This was my second trip to the playa, but the first one that really counted. When my best friend and I experienced the Burning Man community in 2000, I never really “got it.” I had read that everyone was supposed to be a participant, but it never really sunk in what that meant. We had constructed a simple plywood cutout cartoon dog to pull behind our tandem bike, with a small ghetto blaster playing “Who Let the Dogs Out” taped to the tow bar. Pulling it along the Esplanade and down the streets of the city we got plenty of laughs and comments like, “Hey, look out! There’s a mad dog chasing you,” which was exactly our intent when we built it. But still I felt like the dog was basically our entry ticket to the show – it allowed us to observe the endless parade of strange people and even stranger pieces of art. I was still just a spectator.
On our last night there, a Friday night, I almost started to get it. After the weather repeatedly thwarted our attempt at an artistic statement – we had planned to ignite our dog and pull him across the playa in flames (another story in itself) – we finally gave up and had him cremated at one of the small burn platforms. The wind and rain had chilled everyone unexpectedly that night, so the burn platforms were popular gathering places. As we placed our creation on the coals we got a meager round of applause. When he burst into flame we could feel the physical and emotional warmth increasing around the circle. When the lady across from us raised her skirt to warm her backsides, the sum of the evening’s events hit me all at once, and I laughed uncontrollably for the next several minutes. I was deliriously happy beyond what the situation should have called for. Part of me was starting to get it, but I still didn’t consciously understand. We had decided before our trip that we would leave Saturday morning to avoid the choking traffic of the Sunday exodus. We figured “The Burn” would be just another big bonfire, and we had seen plenty of them before. What complete idiots we were to leave before the event’s climax. If we had stuck around just 12 hours more, I might have understood.
When we returned in 2002 I was determined to learn something about myself. I spent three months of my spare time designing and building something I hoped would bring pleasure to others – a bicycle powered seahorse that flaps its wings and sprays water out its mouth. It was a great success. I got big smiles and hugs from almost everyone we met, and I was starting to feel like a real part of the Burning Man community. In talking with many of my new instant friends, I realized they weren’t just a bunch of weirdoes assembled here for my amusement. They were all just like me – an average guy who periodically has to shed the shroud of conformity we’re all forced to wear in public, and see what’s under that calloused exterior. At Burning Man we put on our thinner skins and open up more to strangers because we know we’ll be accepted without anyone even asking who or what we are, much less judging us by our answers. There are no accountants, software developers, fry cooks, or safety consultants here – just people connecting with other people.

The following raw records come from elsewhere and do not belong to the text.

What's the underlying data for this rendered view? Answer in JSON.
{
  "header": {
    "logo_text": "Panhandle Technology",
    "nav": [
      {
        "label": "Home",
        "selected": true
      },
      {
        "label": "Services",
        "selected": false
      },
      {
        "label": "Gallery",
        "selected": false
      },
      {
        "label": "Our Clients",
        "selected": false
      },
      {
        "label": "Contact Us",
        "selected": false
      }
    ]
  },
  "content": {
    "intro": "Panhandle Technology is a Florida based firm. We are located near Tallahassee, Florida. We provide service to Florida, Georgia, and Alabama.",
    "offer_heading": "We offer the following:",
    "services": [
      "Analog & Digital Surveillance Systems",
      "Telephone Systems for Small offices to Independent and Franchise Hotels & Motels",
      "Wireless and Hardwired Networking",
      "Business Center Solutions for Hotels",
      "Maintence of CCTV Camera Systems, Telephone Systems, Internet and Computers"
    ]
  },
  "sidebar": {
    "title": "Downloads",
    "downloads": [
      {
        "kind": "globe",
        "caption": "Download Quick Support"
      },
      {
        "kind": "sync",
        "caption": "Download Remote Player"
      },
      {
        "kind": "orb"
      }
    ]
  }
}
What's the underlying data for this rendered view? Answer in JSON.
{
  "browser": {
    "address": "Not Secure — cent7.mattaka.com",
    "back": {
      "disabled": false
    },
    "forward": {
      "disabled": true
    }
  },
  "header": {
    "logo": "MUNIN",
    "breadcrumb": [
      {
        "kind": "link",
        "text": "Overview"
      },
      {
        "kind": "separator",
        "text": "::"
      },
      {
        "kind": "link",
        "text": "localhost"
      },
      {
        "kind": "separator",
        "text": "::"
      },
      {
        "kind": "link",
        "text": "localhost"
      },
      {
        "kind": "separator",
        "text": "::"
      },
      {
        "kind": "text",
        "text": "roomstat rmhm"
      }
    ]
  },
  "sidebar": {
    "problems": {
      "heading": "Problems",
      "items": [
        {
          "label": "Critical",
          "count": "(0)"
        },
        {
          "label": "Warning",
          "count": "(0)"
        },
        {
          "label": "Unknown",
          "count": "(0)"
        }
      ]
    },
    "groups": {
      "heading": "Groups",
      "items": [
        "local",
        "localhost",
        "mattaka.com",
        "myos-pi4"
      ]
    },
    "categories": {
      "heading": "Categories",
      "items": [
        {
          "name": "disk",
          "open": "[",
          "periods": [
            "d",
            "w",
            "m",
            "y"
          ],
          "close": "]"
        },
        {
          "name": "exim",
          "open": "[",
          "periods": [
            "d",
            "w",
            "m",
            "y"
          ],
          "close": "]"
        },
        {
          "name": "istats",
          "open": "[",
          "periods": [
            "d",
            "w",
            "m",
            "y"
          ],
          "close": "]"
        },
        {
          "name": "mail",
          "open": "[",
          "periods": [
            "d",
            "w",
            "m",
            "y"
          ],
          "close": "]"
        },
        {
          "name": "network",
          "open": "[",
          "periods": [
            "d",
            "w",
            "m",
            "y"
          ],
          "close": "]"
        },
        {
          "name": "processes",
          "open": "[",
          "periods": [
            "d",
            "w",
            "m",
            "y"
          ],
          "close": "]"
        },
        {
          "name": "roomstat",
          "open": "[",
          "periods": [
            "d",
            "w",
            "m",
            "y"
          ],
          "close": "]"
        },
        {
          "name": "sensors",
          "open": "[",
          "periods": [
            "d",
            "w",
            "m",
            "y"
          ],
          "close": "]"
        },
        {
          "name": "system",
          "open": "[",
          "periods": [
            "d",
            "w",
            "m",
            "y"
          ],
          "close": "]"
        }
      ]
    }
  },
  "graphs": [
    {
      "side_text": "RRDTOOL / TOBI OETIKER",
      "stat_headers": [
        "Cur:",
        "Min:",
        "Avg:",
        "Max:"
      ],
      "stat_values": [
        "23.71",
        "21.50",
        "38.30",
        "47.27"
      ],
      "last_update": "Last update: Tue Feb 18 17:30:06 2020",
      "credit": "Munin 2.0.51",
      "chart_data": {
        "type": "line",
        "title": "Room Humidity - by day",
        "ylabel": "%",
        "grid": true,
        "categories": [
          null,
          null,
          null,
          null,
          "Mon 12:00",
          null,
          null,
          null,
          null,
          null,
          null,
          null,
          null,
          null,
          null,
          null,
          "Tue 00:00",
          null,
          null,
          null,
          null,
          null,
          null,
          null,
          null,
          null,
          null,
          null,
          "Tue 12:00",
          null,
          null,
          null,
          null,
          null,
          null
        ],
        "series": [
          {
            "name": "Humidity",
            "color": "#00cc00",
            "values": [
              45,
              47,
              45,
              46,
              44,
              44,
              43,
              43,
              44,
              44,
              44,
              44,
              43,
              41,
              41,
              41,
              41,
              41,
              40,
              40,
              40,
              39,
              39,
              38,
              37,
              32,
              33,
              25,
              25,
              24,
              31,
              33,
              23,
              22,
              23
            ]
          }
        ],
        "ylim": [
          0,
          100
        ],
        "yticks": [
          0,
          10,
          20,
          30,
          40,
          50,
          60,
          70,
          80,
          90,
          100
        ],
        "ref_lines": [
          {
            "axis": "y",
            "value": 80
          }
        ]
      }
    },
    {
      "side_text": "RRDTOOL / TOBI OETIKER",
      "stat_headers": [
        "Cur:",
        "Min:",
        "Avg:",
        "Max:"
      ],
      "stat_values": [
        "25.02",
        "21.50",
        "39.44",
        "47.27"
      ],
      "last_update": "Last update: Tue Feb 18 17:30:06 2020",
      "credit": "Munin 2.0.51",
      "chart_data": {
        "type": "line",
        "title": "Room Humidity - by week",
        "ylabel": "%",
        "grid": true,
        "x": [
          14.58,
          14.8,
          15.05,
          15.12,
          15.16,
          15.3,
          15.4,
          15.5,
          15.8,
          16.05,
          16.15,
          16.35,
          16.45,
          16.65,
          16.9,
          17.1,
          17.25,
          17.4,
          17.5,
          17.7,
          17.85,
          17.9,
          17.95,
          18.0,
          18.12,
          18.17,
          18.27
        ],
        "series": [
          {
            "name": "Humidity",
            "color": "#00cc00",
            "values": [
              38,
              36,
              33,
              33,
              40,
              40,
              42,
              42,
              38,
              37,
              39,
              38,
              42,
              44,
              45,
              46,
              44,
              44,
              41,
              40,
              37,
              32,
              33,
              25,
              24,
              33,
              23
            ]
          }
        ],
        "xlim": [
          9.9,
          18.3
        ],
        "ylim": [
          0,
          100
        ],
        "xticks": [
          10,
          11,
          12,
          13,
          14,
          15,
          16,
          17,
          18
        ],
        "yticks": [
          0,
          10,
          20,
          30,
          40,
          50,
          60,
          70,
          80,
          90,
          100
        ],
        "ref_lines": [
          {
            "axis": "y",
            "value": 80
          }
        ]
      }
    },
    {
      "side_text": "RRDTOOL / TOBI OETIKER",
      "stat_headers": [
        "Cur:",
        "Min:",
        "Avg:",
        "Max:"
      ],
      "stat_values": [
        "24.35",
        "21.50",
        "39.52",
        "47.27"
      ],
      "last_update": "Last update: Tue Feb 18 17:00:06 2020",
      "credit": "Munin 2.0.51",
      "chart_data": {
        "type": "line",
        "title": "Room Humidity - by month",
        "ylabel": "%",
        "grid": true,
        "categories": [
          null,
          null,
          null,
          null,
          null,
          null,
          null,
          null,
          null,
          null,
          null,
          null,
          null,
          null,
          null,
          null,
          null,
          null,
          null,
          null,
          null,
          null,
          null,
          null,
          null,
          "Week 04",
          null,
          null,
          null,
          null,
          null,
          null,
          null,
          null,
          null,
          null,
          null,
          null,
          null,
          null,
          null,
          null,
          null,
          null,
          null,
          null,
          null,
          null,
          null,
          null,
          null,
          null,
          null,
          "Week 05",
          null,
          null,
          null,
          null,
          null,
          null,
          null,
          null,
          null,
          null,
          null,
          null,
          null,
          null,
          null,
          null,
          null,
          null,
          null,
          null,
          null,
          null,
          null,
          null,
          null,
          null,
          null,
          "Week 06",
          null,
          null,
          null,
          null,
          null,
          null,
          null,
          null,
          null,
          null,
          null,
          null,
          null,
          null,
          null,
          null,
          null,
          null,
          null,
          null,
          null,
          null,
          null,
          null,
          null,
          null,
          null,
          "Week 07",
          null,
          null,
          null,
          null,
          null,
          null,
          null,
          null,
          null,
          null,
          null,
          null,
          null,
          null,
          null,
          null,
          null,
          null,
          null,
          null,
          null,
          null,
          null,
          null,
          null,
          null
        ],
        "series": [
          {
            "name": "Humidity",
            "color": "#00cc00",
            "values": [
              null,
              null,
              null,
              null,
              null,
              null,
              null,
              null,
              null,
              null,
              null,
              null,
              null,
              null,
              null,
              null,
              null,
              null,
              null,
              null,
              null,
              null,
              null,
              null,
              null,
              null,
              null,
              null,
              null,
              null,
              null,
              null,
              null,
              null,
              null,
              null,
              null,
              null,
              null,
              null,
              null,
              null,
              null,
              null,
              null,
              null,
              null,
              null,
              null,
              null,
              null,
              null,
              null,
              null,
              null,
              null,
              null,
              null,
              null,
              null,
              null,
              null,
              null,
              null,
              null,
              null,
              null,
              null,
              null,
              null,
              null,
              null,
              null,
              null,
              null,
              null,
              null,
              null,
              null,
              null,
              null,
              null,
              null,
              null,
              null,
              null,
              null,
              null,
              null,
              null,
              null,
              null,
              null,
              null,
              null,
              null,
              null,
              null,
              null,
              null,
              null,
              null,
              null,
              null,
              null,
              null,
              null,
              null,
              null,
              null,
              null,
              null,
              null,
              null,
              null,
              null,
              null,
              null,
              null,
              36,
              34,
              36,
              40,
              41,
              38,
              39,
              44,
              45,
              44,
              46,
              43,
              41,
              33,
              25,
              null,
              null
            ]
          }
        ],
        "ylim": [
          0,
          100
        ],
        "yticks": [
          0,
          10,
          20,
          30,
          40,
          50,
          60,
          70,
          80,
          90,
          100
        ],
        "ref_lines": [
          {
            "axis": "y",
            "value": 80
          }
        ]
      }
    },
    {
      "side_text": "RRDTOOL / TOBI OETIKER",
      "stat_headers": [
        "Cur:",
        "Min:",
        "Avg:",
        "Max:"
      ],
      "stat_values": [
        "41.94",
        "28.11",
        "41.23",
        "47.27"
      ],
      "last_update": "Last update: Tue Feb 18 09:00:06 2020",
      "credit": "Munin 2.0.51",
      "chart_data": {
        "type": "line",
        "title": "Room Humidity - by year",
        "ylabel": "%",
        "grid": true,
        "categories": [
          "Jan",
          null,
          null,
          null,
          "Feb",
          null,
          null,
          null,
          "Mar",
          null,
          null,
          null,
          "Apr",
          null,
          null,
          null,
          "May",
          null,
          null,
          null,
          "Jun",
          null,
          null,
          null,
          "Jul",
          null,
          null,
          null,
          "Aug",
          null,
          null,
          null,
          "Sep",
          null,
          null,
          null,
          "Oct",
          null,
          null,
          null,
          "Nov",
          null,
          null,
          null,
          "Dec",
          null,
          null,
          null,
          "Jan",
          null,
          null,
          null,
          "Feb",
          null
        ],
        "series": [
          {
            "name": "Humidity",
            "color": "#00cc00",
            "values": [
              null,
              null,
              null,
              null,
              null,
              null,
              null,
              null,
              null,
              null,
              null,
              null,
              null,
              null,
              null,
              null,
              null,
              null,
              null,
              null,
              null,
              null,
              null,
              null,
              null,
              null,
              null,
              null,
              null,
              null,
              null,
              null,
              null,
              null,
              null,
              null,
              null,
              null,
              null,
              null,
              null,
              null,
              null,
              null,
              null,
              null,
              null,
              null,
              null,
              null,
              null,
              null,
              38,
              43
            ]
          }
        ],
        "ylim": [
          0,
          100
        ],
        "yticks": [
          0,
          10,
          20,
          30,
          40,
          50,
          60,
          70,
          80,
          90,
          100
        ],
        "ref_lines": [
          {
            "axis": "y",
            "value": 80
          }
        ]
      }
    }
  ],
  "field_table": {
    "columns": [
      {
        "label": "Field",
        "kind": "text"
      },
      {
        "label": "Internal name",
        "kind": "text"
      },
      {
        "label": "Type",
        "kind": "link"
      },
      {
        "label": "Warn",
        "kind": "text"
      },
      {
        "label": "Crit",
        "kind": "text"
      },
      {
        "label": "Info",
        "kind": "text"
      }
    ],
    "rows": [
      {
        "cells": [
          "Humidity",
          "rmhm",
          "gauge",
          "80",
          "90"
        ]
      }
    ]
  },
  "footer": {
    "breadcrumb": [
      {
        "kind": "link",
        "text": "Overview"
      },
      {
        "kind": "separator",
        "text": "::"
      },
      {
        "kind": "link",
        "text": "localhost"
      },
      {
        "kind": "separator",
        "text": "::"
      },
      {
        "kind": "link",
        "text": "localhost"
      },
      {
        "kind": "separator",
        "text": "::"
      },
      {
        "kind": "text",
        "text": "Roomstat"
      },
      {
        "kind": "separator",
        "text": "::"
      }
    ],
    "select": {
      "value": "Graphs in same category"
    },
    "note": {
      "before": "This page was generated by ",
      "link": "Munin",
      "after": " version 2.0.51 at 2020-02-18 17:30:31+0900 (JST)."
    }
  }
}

On the night of The Burn we put on our finest costumes and further disguise our outside world images. Then the first volley of skyrockets bursts, drawing our attention to The Man, and we automatically emit the OOO’s and AHH’s characteristic of any other fireworks show. But when the Roman candles and fountains within The Man’s skeleton ignite, it somehow becomes more personal, and the passion within the crowd focuses on the doomed figure. But doom and gloom are light years away from this jubilant gathering. As the waterfall of fire cascades from the top of the lighthouse, the crowd is illuminated physically and emotionally. Within seconds The Man is aflame, and the visceral scream of 29,000 people fills the desert night. At that moment the final skin that separates us all is temporarily stripped away, and the emotional plaque that clogs our souls is vaporized. At that moment no one is trying to hide anything – we are all revealing our true inner feelings amplified to many times their normal intensity. Not everyone is experiencing exactly the same thing, but for a short time we are all driven to total personal honesty, and we share its outward effects with all those around us.
The fire tornadoes that march one after another from the Burning Man seem to feed on the raw emotion of the crowd, drawing it out of us even more, and sending it skyward to rejuvenate the heavens. After they launch their precious cargoes, the swirling smoke columns dance with delight to the edge of the crowd, then rise to join their siblings in the clouds above. As the flames die down and the man becomes a pile of coals, we shuffle away to other celebrations. But we are repeatedly drawn back to the ring, feeling its warmth and re-experiencing the elation of The Burn.
The Man may be only wood, metal and lights, but the sense of connectedness and emotional catharsis his destruction brings are very real, and represent the true value in this whole event for me. The fact that this community is a totally artificial environment doesn’t diminish the feelings of good will and personal growth that I will carry back to the real world.
My spirit is alive and well!
by Michael Dees